## REQUIRED WORK
Could you copy out all the lines in the material below where the word "hint" occurs?

## TASK MATERIAL

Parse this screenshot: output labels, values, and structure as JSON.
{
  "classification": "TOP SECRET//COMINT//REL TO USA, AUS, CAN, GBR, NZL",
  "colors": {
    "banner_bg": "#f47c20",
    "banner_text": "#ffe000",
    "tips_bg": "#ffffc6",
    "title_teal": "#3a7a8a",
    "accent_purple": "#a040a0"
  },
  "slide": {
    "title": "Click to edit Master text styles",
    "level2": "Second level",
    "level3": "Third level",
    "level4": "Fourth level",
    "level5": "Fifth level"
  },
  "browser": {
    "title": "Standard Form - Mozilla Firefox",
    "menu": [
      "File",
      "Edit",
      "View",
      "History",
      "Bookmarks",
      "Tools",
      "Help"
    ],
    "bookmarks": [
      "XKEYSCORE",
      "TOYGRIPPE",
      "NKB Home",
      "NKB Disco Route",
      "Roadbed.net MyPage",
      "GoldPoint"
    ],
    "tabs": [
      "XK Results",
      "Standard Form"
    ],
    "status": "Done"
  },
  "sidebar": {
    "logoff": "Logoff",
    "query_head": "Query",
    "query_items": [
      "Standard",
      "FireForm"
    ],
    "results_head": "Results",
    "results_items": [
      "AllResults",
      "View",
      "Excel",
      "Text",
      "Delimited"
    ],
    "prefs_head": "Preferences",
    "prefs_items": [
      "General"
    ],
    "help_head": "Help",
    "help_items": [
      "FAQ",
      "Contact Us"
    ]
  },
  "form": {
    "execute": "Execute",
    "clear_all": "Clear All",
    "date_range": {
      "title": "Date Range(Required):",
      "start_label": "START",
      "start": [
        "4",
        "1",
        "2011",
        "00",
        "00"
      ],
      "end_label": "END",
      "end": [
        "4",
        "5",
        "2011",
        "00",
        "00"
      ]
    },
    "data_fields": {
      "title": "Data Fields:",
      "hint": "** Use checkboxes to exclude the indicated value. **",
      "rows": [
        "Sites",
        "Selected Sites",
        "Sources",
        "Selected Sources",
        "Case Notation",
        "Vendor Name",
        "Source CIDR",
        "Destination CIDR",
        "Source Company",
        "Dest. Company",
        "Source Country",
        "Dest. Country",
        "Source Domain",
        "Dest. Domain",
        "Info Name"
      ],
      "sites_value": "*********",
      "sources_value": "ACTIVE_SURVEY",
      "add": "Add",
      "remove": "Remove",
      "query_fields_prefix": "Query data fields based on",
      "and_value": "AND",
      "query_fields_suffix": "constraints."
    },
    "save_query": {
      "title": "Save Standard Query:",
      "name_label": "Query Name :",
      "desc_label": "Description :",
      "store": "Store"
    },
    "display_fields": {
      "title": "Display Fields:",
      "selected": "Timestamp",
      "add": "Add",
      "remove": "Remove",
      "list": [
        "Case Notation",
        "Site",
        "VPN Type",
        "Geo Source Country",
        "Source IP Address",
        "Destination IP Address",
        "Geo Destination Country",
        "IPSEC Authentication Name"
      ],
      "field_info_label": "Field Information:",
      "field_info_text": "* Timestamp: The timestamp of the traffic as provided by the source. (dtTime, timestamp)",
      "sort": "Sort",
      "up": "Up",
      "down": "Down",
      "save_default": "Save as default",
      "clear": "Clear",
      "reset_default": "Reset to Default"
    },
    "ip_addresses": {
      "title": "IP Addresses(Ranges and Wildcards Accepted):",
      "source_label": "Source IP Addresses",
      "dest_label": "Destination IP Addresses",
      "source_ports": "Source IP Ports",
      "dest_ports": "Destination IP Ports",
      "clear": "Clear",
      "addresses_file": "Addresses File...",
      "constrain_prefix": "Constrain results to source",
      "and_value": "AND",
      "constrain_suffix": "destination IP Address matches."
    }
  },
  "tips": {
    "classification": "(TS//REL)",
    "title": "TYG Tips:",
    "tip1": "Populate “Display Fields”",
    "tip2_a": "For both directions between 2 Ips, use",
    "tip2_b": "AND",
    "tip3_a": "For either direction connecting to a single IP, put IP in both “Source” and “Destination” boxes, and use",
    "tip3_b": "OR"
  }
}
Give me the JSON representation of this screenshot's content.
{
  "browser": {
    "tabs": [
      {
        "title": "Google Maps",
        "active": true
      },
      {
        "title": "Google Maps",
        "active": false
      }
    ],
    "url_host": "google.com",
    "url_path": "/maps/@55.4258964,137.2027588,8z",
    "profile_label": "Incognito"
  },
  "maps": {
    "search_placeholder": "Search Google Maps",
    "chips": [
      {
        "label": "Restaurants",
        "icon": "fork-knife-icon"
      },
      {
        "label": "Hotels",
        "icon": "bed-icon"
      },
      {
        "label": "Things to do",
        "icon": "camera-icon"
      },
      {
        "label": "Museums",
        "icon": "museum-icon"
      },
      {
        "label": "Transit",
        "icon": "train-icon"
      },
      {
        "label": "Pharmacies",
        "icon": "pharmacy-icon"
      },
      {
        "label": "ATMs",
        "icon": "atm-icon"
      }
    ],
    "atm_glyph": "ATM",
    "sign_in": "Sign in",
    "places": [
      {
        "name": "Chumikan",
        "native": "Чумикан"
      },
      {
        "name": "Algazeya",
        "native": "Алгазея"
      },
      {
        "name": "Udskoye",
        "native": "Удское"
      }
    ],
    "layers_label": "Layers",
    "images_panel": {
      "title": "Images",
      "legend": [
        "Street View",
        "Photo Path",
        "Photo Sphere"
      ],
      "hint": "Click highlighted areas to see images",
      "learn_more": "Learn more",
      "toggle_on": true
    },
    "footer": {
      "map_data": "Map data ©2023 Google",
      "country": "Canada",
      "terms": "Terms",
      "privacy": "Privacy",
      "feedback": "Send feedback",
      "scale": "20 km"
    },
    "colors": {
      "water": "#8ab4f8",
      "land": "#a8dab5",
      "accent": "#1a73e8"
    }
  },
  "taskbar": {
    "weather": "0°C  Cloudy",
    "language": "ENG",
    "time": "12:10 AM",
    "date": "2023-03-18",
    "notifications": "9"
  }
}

## EXERCISE SOLUTION
      "hint": "** Use checkboxes to exclude the indicated value. **",
      "hint": "Click highlighted areas to see images",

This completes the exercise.